▶ **PROBLEM DETAILS**
Find each line below containing the word "JSON" and copy it.
RAW DATA: Begin
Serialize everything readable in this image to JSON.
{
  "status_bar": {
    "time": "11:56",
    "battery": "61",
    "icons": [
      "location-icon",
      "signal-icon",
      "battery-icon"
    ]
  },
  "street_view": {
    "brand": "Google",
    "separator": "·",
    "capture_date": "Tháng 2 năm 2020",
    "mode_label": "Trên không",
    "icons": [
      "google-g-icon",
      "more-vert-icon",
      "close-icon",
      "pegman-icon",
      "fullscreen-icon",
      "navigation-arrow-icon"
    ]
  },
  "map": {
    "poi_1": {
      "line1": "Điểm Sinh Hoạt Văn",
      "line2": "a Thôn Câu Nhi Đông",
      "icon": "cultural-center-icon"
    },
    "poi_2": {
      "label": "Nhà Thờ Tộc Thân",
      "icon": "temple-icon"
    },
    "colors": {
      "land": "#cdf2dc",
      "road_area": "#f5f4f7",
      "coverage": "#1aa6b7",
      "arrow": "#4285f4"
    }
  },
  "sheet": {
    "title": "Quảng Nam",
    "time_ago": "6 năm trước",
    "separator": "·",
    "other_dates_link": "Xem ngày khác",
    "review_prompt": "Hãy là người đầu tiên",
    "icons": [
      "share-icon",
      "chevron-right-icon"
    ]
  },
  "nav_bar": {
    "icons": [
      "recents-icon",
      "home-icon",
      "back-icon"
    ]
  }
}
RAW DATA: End
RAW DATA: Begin
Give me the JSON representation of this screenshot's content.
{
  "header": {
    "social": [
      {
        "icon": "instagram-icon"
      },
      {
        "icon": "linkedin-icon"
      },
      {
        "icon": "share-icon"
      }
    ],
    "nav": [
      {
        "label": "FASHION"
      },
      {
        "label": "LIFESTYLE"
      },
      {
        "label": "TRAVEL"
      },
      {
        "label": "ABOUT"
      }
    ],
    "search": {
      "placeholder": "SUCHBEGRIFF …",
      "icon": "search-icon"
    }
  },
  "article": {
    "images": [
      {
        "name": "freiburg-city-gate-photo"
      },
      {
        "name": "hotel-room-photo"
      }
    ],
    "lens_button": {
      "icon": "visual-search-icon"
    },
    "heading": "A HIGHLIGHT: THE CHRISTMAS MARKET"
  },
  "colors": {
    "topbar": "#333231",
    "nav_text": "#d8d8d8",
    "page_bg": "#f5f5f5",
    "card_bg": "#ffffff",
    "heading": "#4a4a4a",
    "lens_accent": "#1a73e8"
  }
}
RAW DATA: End
▶ **TASK ANSWER**
Serialize everything readable in this image to JSON.
Give me the JSON representation of this screenshot's content.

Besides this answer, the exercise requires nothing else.